### TASK TO COMPLETE
If you see a picture in the data below, omit it and copy the rest exactly.

'''

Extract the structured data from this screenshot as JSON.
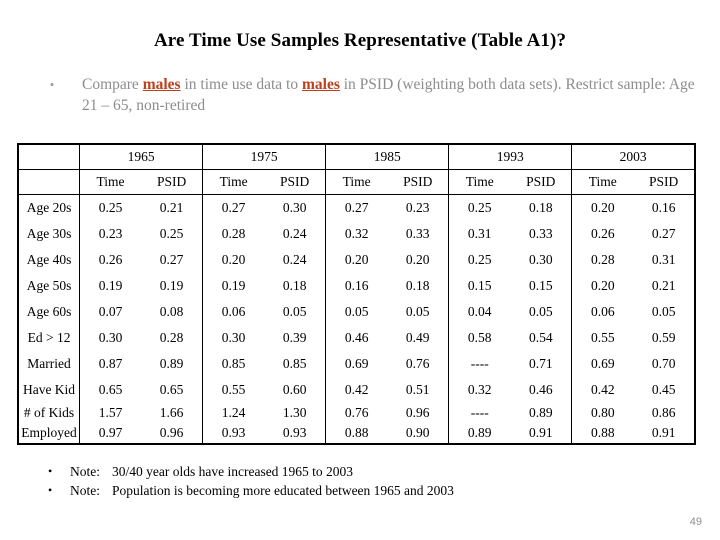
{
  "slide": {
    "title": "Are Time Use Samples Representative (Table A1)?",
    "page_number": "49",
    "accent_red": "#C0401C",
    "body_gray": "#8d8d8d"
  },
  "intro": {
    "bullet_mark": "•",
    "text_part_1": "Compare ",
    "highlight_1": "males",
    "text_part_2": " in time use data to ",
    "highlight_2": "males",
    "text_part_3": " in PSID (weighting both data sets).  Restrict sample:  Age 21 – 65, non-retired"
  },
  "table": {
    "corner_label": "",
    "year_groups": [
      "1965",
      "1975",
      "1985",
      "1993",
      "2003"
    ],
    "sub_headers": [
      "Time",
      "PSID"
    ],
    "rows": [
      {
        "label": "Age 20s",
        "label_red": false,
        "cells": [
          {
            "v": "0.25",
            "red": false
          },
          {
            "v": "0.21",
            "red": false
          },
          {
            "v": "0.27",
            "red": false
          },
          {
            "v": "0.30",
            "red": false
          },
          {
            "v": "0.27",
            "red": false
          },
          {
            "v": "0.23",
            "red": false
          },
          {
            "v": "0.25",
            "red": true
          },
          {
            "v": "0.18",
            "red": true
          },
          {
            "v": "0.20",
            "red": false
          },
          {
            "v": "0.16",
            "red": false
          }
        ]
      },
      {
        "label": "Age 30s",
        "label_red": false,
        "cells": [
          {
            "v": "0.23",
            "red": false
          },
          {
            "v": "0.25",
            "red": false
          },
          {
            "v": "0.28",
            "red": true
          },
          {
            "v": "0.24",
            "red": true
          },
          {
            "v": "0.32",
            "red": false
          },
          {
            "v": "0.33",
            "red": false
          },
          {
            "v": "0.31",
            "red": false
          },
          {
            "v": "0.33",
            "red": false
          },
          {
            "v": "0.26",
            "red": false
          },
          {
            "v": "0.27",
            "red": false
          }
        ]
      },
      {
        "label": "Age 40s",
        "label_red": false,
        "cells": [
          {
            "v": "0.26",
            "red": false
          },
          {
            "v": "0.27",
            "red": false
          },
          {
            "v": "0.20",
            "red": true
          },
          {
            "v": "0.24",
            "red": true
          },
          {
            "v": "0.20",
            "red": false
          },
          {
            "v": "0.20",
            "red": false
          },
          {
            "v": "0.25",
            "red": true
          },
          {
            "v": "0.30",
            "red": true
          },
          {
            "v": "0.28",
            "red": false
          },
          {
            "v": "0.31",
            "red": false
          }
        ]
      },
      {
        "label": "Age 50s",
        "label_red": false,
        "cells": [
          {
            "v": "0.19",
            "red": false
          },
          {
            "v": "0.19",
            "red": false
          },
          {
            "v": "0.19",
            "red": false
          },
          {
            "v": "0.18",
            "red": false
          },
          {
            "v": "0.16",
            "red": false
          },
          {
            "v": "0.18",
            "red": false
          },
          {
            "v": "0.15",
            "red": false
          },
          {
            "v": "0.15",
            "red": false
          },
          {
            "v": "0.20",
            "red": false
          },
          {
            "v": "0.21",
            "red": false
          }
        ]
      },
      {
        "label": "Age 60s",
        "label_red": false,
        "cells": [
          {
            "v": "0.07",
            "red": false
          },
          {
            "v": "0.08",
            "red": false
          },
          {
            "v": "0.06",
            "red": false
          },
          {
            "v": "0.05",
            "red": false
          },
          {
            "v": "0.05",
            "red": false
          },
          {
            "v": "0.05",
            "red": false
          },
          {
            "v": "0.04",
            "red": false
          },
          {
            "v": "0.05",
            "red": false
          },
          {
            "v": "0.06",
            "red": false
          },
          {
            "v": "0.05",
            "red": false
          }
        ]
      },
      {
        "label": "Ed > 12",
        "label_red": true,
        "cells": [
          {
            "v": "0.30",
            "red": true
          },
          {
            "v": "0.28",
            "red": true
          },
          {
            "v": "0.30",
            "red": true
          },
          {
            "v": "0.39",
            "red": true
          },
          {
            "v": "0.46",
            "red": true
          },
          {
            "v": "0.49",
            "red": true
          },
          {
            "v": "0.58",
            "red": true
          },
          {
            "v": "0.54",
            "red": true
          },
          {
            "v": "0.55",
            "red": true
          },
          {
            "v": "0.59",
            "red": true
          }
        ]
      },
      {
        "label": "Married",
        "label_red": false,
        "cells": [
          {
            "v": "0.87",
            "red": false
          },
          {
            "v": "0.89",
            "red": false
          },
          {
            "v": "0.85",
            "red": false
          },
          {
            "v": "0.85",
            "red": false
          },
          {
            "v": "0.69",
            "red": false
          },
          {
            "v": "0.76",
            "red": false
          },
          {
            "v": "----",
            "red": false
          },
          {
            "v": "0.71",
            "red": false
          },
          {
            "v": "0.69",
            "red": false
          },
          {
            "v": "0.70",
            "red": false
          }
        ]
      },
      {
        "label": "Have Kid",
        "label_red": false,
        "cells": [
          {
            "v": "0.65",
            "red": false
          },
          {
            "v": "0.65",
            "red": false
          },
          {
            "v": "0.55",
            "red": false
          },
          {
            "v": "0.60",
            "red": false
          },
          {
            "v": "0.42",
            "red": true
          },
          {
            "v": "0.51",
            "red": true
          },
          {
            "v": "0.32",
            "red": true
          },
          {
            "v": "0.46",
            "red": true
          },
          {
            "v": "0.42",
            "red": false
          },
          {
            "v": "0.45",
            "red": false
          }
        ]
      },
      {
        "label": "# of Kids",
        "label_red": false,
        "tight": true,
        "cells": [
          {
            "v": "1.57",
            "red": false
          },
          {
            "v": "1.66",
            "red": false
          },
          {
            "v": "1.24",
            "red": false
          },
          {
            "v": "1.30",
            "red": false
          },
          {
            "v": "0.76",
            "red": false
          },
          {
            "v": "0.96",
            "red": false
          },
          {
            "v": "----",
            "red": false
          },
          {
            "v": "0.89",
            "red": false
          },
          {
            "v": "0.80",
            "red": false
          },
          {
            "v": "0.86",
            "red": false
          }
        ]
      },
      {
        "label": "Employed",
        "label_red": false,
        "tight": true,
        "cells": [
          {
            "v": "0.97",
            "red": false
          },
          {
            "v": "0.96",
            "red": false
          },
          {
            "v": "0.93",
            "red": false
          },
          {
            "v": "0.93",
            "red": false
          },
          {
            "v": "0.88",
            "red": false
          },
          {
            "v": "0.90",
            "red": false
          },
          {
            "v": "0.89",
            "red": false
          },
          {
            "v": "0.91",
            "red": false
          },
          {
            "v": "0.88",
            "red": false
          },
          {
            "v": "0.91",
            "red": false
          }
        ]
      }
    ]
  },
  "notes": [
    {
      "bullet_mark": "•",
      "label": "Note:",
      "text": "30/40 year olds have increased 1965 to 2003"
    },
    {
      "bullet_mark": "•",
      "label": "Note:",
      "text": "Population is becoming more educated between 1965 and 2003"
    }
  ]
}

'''

### RESPONSE TO THIS TASK
Extract the structured data from this screenshot as JSON.
{
  "slide": {
    "title": "Are Time Use Samples Representative (Table A1)?",
    "page_number": "49",
    "accent_red": "#C0401C",
    "body_gray": "#8d8d8d"
  },
  "intro": {
    "bullet_mark": "•",
    "text_part_1": "Compare ",
    "highlight_1": "males",
    "text_part_2": " in time use data to ",
    "highlight_2": "males",
    "text_part_3": " in PSID (weighting both data sets).  Restrict sample:  Age 21 – 65, non-retired"
  },
  "table": {
    "corner_label": "",
    "year_groups": [
      "1965",
      "1975",
      "1985",
      "1993",
      "2003"
    ],
    "sub_headers": [
      "Time",
      "PSID"
    ],
    "rows": [
      {
        "label": "Age 20s",
        "label_red": false,
        "cells": [
          {
            "v": "0.25",
            "red": false
          },
          {
            "v": "0.21",
            "red": false
          },
          {
            "v": "0.27",
            "red": false
          },
          {
            "v": "0.30",
            "red": false
          },
          {
            "v": "0.27",
            "red": false
          },
          {
            "v": "0.23",
            "red": false
          },
          {
            "v": "0.25",
            "red": true
          },
          {
            "v": "0.18",
            "red": true
          },
          {
            "v": "0.20",
            "red": false
          },
          {
            "v": "0.16",
            "red": false
          }
        ]
      },
      {
        "label": "Age 30s",
        "label_red": false,
        "cells": [
          {
            "v": "0.23",
            "red": false
          },
          {
            "v": "0.25",
            "red": false
          },
          {
            "v": "0.28",
            "red": true
          },
          {
            "v": "0.24",
            "red": true
          },
          {
            "v": "0.32",
            "red": false
          },
          {
            "v": "0.33",
            "red": false
          },
          {
            "v": "0.31",
            "red": false
          },
          {
            "v": "0.33",
            "red": false
          },
          {
            "v": "0.26",
            "red": false
          },
          {
            "v": "0.27",
            "red": false
          }
        ]
      },
      {
        "label": "Age 40s",
        "label_red": false,
        "cells": [
          {
            "v": "0.26",
            "red": false
          },
          {
            "v": "0.27",
            "red": false
          },
          {
            "v": "0.20",
            "red": true
          },
          {
            "v": "0.24",
            "red": true
          },
          {
            "v": "0.20",
            "red": false
          },
          {
            "v": "0.20",
            "red": false
          },
          {
            "v": "0.25",
            "red": true
          },
          {
            "v": "0.30",
            "red": true
          },
          {
            "v": "0.28",
            "red": false
          },
          {
            "v": "0.31",
            "red": false
          }
        ]
      },
      {
        "label": "Age 50s",
        "label_red": false,
        "cells": [
          {
            "v": "0.19",
            "red": false
          },
          {
            "v": "0.19",
            "red": false
          },
          {
            "v": "0.19",
            "red": false
          },
          {
            "v": "0.18",
            "red": false
          },
          {
            "v": "0.16",
            "red": false
          },
          {
            "v": "0.18",
            "red": false
          },
          {
            "v": "0.15",
            "red": false
          },
          {
            "v": "0.15",
            "red": false
          },
          {
            "v": "0.20",
            "red": false
          },
          {
            "v": "0.21",
            "red": false
          }
        ]
      },
      {
        "label": "Age 60s",
        "label_red": false,
        "cells": [
          {
            "v": "0.07",
            "red": false
          },
          {
            "v": "0.08",
            "red": false
          },
          {
            "v": "0.06",
            "red": false
          },
          {
            "v": "0.05",
            "red": false
          },
          {
            "v": "0.05",
            "red": false
          },
          {
            "v": "0.05",
            "red": false
          },
          {
            "v": "0.04",
            "red": false
          },
          {
            "v": "0.05",
            "red": false
          },
          {
            "v": "0.06",
            "red": false
          },
          {
            "v": "0.05",
            "red": false
          }
        ]
      },
      {
        "label": "Ed > 12",
        "label_red": true,
        "cells": [
          {
            "v": "0.30",
            "red": true
          },
          {
            "v": "0.28",
            "red": true
          },
          {
            "v": "0.30",
            "red": true
          },
          {
            "v": "0.39",
            "red": true
          },
          {
            "v": "0.46",
            "red": true
          },
          {
            "v": "0.49",
            "red": true
          },
          {
            "v": "0.58",
            "red": true
          },
          {
            "v": "0.54",
            "red": true
          },
          {
            "v": "0.55",
            "red": true
          },
          {
            "v": "0.59",
            "red": true
          }
        ]
      },
      {
        "label": "Married",
        "label_red": false,
        "cells": [
          {
            "v": "0.87",
            "red": false
          },
          {
            "v": "0.89",
            "red": false
          },
          {
            "v": "0.85",
            "red": false
          },
          {
            "v": "0.85",
            "red": false
          },
          {
            "v": "0.69",
            "red": false
          },
          {
            "v": "0.76",
            "red": false
          },
          {
            "v": "----",
            "red": false
          },
          {
            "v": "0.71",
            "red": false
          },
          {
            "v": "0.69",
            "red": false
          },
          {
            "v": "0.70",
            "red": false
          }
        ]
      },
      {
        "label": "Have Kid",
        "label_red": false,
        "cells": [
          {
            "v": "0.65",
            "red": false
          },
          {
            "v": "0.65",
            "red": false
          },
          {
            "v": "0.55",
            "red": false
          },
          {
            "v": "0.60",
            "red": false
          },
          {
            "v": "0.42",
            "red": true
          },
          {
            "v": "0.51",
            "red": true
          },
          {
            "v": "0.32",
            "red": true
          },
          {
            "v": "0.46",
            "red": true
          },
          {
            "v": "0.42",
            "red": false
          },
          {
            "v": "0.45",
            "red": false
          }
        ]
      },
      {
        "label": "# of Kids",
        "label_red": false,
        "tight": true,
        "cells": [
          {
            "v": "1.57",
            "red": false
          },
          {
            "v": "1.66",
            "red": false
          },
          {
            "v": "1.24",
            "red": false
          },
          {
            "v": "1.30",
            "red": false
          },
          {
            "v": "0.76",
            "red": false
          },
          {
            "v": "0.96",
            "red": false
          },
          {
            "v": "----",
            "red": false
          },
          {
            "v": "0.89",
            "red": false
          },
          {
            "v": "0.80",
            "red": false
          },
          {
            "v": "0.86",
            "red": false
          }
        ]
      },
      {
        "label": "Employed",
        "label_red": false,
        "tight": true,
        "cells": [
          {
            "v": "0.97",
            "red": false
          },
          {
            "v": "0.96",
            "red": false
          },
          {
            "v": "0.93",
            "red": false
          },
          {
            "v": "0.93",
            "red": false
          },
          {
            "v": "0.88",
            "red": false
          },
          {
            "v": "0.90",
            "red": false
          },
          {
            "v": "0.89",
            "red": false
          },
          {
            "v": "0.91",
            "red": false
          },
          {
            "v": "0.88",
            "red": false
          },
          {
            "v": "0.91",
            "red": false
          }
        ]
      }
    ]
  },
  "notes": [
    {
      "bullet_mark": "•",
      "label": "Note:",
      "text": "30/40 year olds have increased 1965 to 2003"
    },
    {
      "bullet_mark": "•",
      "label": "Note:",
      "text": "Population is becoming more educated between 1965 and 2003"
    }
  ]
}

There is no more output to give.